Despite the diplomatic pressure, Italy and Malta held firm, with Italian Interior Minister Matteo Salvini clearly using the high seas drama as a pretext to force the hand of Italy's European neighbors. Italy has long demanded that the EU change its migration policy and make good on promises to accept more refugees, saying that Italy has been left alone to coordinate rescues and accept tens of thousands of migrants a year for asylum processing.
"Enough!" Salvini said Monday. "Saving lives is a duty, but transforming Italy into an enormous refugee camp isn't."
He tweeted: #Chiudiamoiporti. "We're closing the ports."
His co-deputy premier, Luigi Di Maio, claimed that Monday was a turning point in Europe's divisive debate over immigration.
"From now on, Italy isn't alone, and we hope other European leaders follow" Spain's example, said Di Maio, who along with the League is seeking to renegotiate the EU regulations that determine which EU country is responsible for processing asylum claims.
The migrants had been rescued from flimsy smugglers' boats in the Mediterranean during a series of operations Saturday by Italian naval ships, cargo vessels and the Aquarius itself. All passengers were offloaded to the Aquarius to be taken to land.
Italy argued that Malta should accept the Aquarius because Malta was the safest, closest port to the ship. Malta said Italy coordinated the rescues and that the tiny island nation — which in the last few years has accepted only a few hundred migrants — has had nothing to do with it.
Maltese Premier Joseph Muscat accused Italy of violating international norms governing sea rescues and said its stance risked "creating a dangerous situation for all those involved."
Spain's new Socialist prime minister, Pedro Sanchez, ordered authorities in Valencia to open the port, saying, "It's our duty to avoid a humanitarian catastrophe and offer a secure port for these people."
Laurent, of SOS Mediterranee, acknowledged Spain's offer of solidarity but said it wasn't up to the Rome-based rescue coordination center run by the Italian coast guard. And he said the logistics and time counted against setting a course for Spain.

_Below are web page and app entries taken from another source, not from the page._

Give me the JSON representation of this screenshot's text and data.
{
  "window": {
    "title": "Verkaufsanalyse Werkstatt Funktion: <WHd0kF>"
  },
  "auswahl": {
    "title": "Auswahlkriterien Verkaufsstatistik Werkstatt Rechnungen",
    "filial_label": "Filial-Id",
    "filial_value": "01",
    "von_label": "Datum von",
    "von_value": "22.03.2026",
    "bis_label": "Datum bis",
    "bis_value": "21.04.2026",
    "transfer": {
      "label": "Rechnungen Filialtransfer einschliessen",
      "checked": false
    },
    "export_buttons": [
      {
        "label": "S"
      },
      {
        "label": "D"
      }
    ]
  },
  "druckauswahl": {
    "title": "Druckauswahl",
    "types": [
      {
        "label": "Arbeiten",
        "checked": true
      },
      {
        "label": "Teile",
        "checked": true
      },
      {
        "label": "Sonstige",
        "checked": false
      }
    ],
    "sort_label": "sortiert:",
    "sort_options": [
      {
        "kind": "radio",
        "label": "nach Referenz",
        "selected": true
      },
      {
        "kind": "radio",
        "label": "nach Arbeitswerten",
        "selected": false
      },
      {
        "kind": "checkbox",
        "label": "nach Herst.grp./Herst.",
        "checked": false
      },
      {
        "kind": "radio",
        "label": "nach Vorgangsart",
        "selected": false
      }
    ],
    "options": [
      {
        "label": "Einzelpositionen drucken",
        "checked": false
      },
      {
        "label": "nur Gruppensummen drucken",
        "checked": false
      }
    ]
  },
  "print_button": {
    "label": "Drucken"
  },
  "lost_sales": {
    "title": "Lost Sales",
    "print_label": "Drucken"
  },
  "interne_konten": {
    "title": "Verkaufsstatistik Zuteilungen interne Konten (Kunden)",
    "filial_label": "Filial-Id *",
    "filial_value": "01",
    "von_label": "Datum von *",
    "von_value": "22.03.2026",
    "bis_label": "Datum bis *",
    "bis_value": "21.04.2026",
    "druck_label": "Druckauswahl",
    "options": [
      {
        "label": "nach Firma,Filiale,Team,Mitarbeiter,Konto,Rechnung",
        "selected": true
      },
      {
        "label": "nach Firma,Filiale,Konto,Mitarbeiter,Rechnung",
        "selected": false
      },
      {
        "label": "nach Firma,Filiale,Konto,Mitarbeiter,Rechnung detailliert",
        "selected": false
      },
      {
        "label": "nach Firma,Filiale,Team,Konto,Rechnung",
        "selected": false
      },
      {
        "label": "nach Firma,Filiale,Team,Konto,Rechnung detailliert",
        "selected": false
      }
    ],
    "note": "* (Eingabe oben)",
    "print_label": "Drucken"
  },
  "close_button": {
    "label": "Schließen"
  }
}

Still, both Muscat and new Italian Premier Giuseppe Conte readily thanked Spain for the offer, with Conte saying, "it goes in the direction of solidarity."
As the rhetoric intensified, the Aquarius remained on standby in the Mediterranean Sea with its 629 passengers. The ship said it had been ordered by Italy's coast guard late Sunday to remain 35 miles off Italy and 27 miles from Malta, and there it remained Monday.
A doctor on the ship, Dr. David Beversluis, said there were no medical emergencies onboard but one passenger had to be revived after he was rescued.
"All the survivors are exhausted and dehydrated because they spent many hours adrift in these boats," he said.
Almost a quarter of the migrant survivors hail from Sudan, the group said.
Doctors Without Borders tweeted a video of some of the women aboard the ship praying Monday morning, saying they were unaware of the diplomatic fight being waged over their fate.
"Thank you, Lord," the women sang.
The standoff marked the first inevitable clash over migrant policy with League leader Salvini, who is now running Italy's Interior Ministry. Salvini campaigned on an anti-immigrant platform that included a vow to expel hundreds of thousands of migrants already in Italy, even though experts doubt such mass deportations are feasible or financially viable.
Malta, for its part, has consistently refused to take in migrants, citing its small size and limited capacities. The island nation has reduced the number of migrants it has taken in over the past decade, from a high of 2,775 in 2008 to just 23 last year, according to U.N. statistics.
Salvini pointed to Malta's unwillingness to help in accusing Europe as a whole of leaving Italy on its own to deal with the refugee crisis. He noted that other European countries are very much involved in migrant rescue operations in the Mediterranean — including a German aid group currently off the coast Libya — but no country is stepping up to actually take in the migrants once they are plucked from boats or the sea.